True. This may be a deal breaker and it may not. I spent a large part of my life trying to get people to use Flash to produce interactive content and I hate it. Flash has had its day. It can be a pain as a lot of online content production such as Prezi, Zoho Office, Voki etc are all Flash based. There are ways around this, Skyfire allows you to watch Flash videos and Always on PC gives you a full desktop OS (Fedora) online. The App costs £14.99 and I haven't tried it out yet but as well as giving you full Open Office and GIMP online, it also gives you Firefox so you can view Flash content if you desire. I assume other thin clients like Citrix do a similar job.

I have probably missed off a couple of excuses but I think this gives a reasonable response to some of the criticisms of the iPad and IOS. As I have said elsewhere in this blog (see reasons why the iPad rocks #3-it annoys IT departments), the iPad isn't fully understood by some ICT types. Those stuck in the world of desktop OS's and registry problems often don't understand the need for simplicity, a bit like a teacher doesn't understand when a child cannot get how to solve equations. More worrying, some ICT types feel threatened by devices like the iPad. They give power to the users and they feel threatened hence all the FUD about iPads etc.

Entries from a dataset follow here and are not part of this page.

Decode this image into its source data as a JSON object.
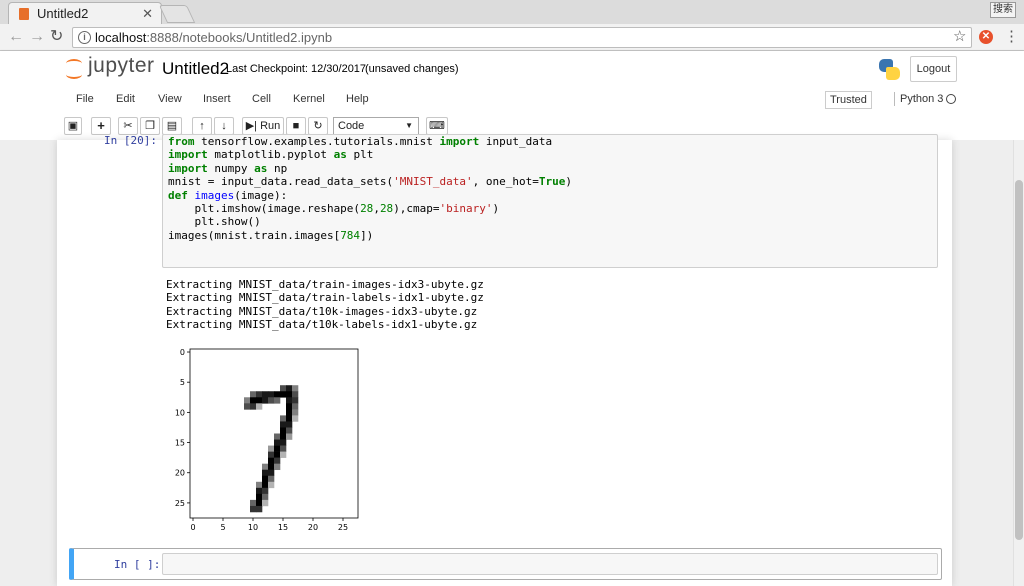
{
  "browser": {
    "tab_title": "Untitled2",
    "tab_close": "✕",
    "ime": "搜索",
    "url_host": "localhost",
    "url_path": ":8888/notebooks/Untitled2.ipynb"
  },
  "header": {
    "logo_text": "jupyter",
    "notebook_name": "Untitled2",
    "checkpoint": "Last Checkpoint: 12/30/2017",
    "unsaved": "(unsaved changes)",
    "logout_label": "Logout"
  },
  "menu": {
    "items": [
      "File",
      "Edit",
      "View",
      "Insert",
      "Cell",
      "Kernel",
      "Help"
    ],
    "trusted": "Trusted",
    "kernel_name": "Python 3"
  },
  "toolbar": {
    "run_label": "Run",
    "cell_type": "Code"
  },
  "cells": {
    "cell1_prompt": "In [20]:",
    "cell2_prompt": "In [ ]:"
  },
  "output": {
    "lines": [
      "Extracting MNIST_data/train-images-idx3-ubyte.gz",
      "Extracting MNIST_data/train-labels-idx1-ubyte.gz",
      "Extracting MNIST_data/t10k-images-idx3-ubyte.gz",
      "Extracting MNIST_data/t10k-labels-idx1-ubyte.gz"
    ]
  },
  "chart_data": {
    "type": "heatmap",
    "title": "",
    "xlabel": "",
    "ylabel": "",
    "xlim": [
      -0.5,
      27.5
    ],
    "ylim": [
      27.5,
      -0.5
    ],
    "xticks": [
      0,
      5,
      10,
      15,
      20,
      25
    ],
    "yticks": [
      0,
      5,
      10,
      15,
      20,
      25
    ],
    "cmap": "binary",
    "pixels": [
      {
        "r": 6,
        "c": 15,
        "v": 0.7
      },
      {
        "r": 6,
        "c": 16,
        "v": 0.9
      },
      {
        "r": 6,
        "c": 17,
        "v": 0.5
      },
      {
        "r": 7,
        "c": 10,
        "v": 0.6
      },
      {
        "r": 7,
        "c": 11,
        "v": 0.8
      },
      {
        "r": 7,
        "c": 12,
        "v": 0.9
      },
      {
        "r": 7,
        "c": 13,
        "v": 0.9
      },
      {
        "r": 7,
        "c": 14,
        "v": 1.0
      },
      {
        "r": 7,
        "c": 15,
        "v": 1.0
      },
      {
        "r": 7,
        "c": 16,
        "v": 1.0
      },
      {
        "r": 7,
        "c": 17,
        "v": 0.7
      },
      {
        "r": 8,
        "c": 9,
        "v": 0.5
      },
      {
        "r": 8,
        "c": 10,
        "v": 1.0
      },
      {
        "r": 8,
        "c": 11,
        "v": 1.0
      },
      {
        "r": 8,
        "c": 12,
        "v": 0.9
      },
      {
        "r": 8,
        "c": 13,
        "v": 0.7
      },
      {
        "r": 8,
        "c": 14,
        "v": 0.6
      },
      {
        "r": 8,
        "c": 16,
        "v": 0.9
      },
      {
        "r": 8,
        "c": 17,
        "v": 0.8
      },
      {
        "r": 9,
        "c": 9,
        "v": 0.7
      },
      {
        "r": 9,
        "c": 10,
        "v": 0.8
      },
      {
        "r": 9,
        "c": 11,
        "v": 0.3
      },
      {
        "r": 9,
        "c": 16,
        "v": 1.0
      },
      {
        "r": 9,
        "c": 17,
        "v": 0.6
      },
      {
        "r": 10,
        "c": 16,
        "v": 1.0
      },
      {
        "r": 10,
        "c": 17,
        "v": 0.5
      },
      {
        "r": 11,
        "c": 15,
        "v": 0.6
      },
      {
        "r": 11,
        "c": 16,
        "v": 1.0
      },
      {
        "r": 11,
        "c": 17,
        "v": 0.3
      },
      {
        "r": 12,
        "c": 15,
        "v": 0.9
      },
      {
        "r": 12,
        "c": 16,
        "v": 0.9
      },
      {
        "r": 13,
        "c": 15,
        "v": 1.0
      },
      {
        "r": 13,
        "c": 16,
        "v": 0.7
      },
      {
        "r": 14,
        "c": 14,
        "v": 0.6
      },
      {
        "r": 14,
        "c": 15,
        "v": 1.0
      },
      {
        "r": 14,
        "c": 16,
        "v": 0.4
      },
      {
        "r": 15,
        "c": 14,
        "v": 0.9
      },
      {
        "r": 15,
        "c": 15,
        "v": 0.9
      },
      {
        "r": 16,
        "c": 13,
        "v": 0.4
      },
      {
        "r": 16,
        "c": 14,
        "v": 1.0
      },
      {
        "r": 16,
        "c": 15,
        "v": 0.7
      },
      {
        "r": 17,
        "c": 13,
        "v": 0.8
      },
      {
        "r": 17,
        "c": 14,
        "v": 1.0
      },
      {
        "r": 17,
        "c": 15,
        "v": 0.3
      },
      {
        "r": 18,
        "c": 13,
        "v": 1.0
      },
      {
        "r": 18,
        "c": 14,
        "v": 0.8
      },
      {
        "r": 19,
        "c": 12,
        "v": 0.5
      },
      {
        "r": 19,
        "c": 13,
        "v": 1.0
      },
      {
        "r": 19,
        "c": 14,
        "v": 0.5
      },
      {
        "r": 20,
        "c": 12,
        "v": 0.9
      },
      {
        "r": 20,
        "c": 13,
        "v": 0.9
      },
      {
        "r": 21,
        "c": 12,
        "v": 1.0
      },
      {
        "r": 21,
        "c": 13,
        "v": 0.6
      },
      {
        "r": 22,
        "c": 11,
        "v": 0.5
      },
      {
        "r": 22,
        "c": 12,
        "v": 1.0
      },
      {
        "r": 22,
        "c": 13,
        "v": 0.3
      },
      {
        "r": 23,
        "c": 11,
        "v": 0.9
      },
      {
        "r": 23,
        "c": 12,
        "v": 0.8
      },
      {
        "r": 24,
        "c": 11,
        "v": 1.0
      },
      {
        "r": 24,
        "c": 12,
        "v": 0.6
      },
      {
        "r": 25,
        "c": 10,
        "v": 0.6
      },
      {
        "r": 25,
        "c": 11,
        "v": 1.0
      },
      {
        "r": 25,
        "c": 12,
        "v": 0.3
      },
      {
        "r": 26,
        "c": 10,
        "v": 0.8
      },
      {
        "r": 26,
        "c": 11,
        "v": 0.8
      }
    ]
  }
}
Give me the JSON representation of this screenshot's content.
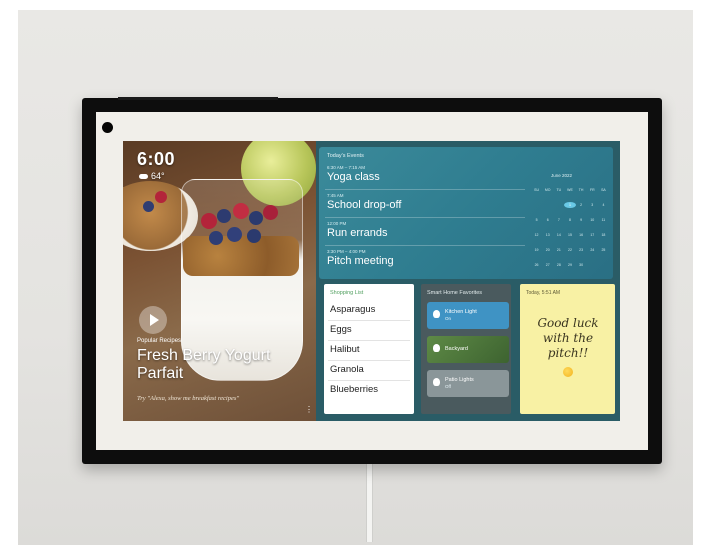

To those new to this blog, I say this. Try an iPad, think carefully what you want to do with it and read around to see if you accomplish your tasks. It might not be for you but please, take advice, especially criticism, and treat with caution. A lot of people don't understand the device but a lot more cannot stand to be wrong!

Rant over.

- Posted using BlogPress from my iPad

Send files from an iPad to Dropbox

One of the most common requests/questions on internet forums seems to be "How do I send files directly to Dropbox from my iPad?" to which the answer is either (a) you can't or (b) only if the app directly supports uploading to Dropbox. For iWork users such as myself, this is a real pain, you either have to tether the iPad to a Mac/PC and use iTunes sharing or use one of the work arounds like I have previously mentioned (see my post on setting up Dropbox as WebDAV or how to get files onto my Mac for more information). Now in the last update of IOS/iWork, Apple very kindly added support for WebDAV. Unfortunately, Dropbox doesn't directly give you WebDAV access so until now, if we wanted to send files directly to Dropbox using this protocol, we had to set up a share and where really restricted to being on the same network (unless you are happy to implement port forwarding). I say up until now as last night I discover dropdav. This is a website that offers to work as a WebDAV server for you and route files straight through to Dropbox and, because it's web based, you can use it from anywhere (of course, I work in a school so I have no doubt this site will be blocked for "security" reasons!

Below is a PDF that shows you step by step how to connect and send a file straight to Dropbox.

This really is a neat service, I shall be testing it out over the next few weeks and let you know how reliable it is.

Also, a colleague of mine has managed to get WebDAV/Dropbox connection working using RM Easy Link (a system provided by a large UK school ICT provider) so hopefully I shall be able to post a how to on that quite soon as well.

Needless to say, another argument about closed systems, walled garden and Apple being the evil empire who strictly control what you can do and how you do it is dashed thanks to Apple implementing Open Standards. Now, if only they would allow music apps to save properly to the iPod app rather than just iTunes sharing!

Hope you find this useful.

- Posted using BlogPress from my iPad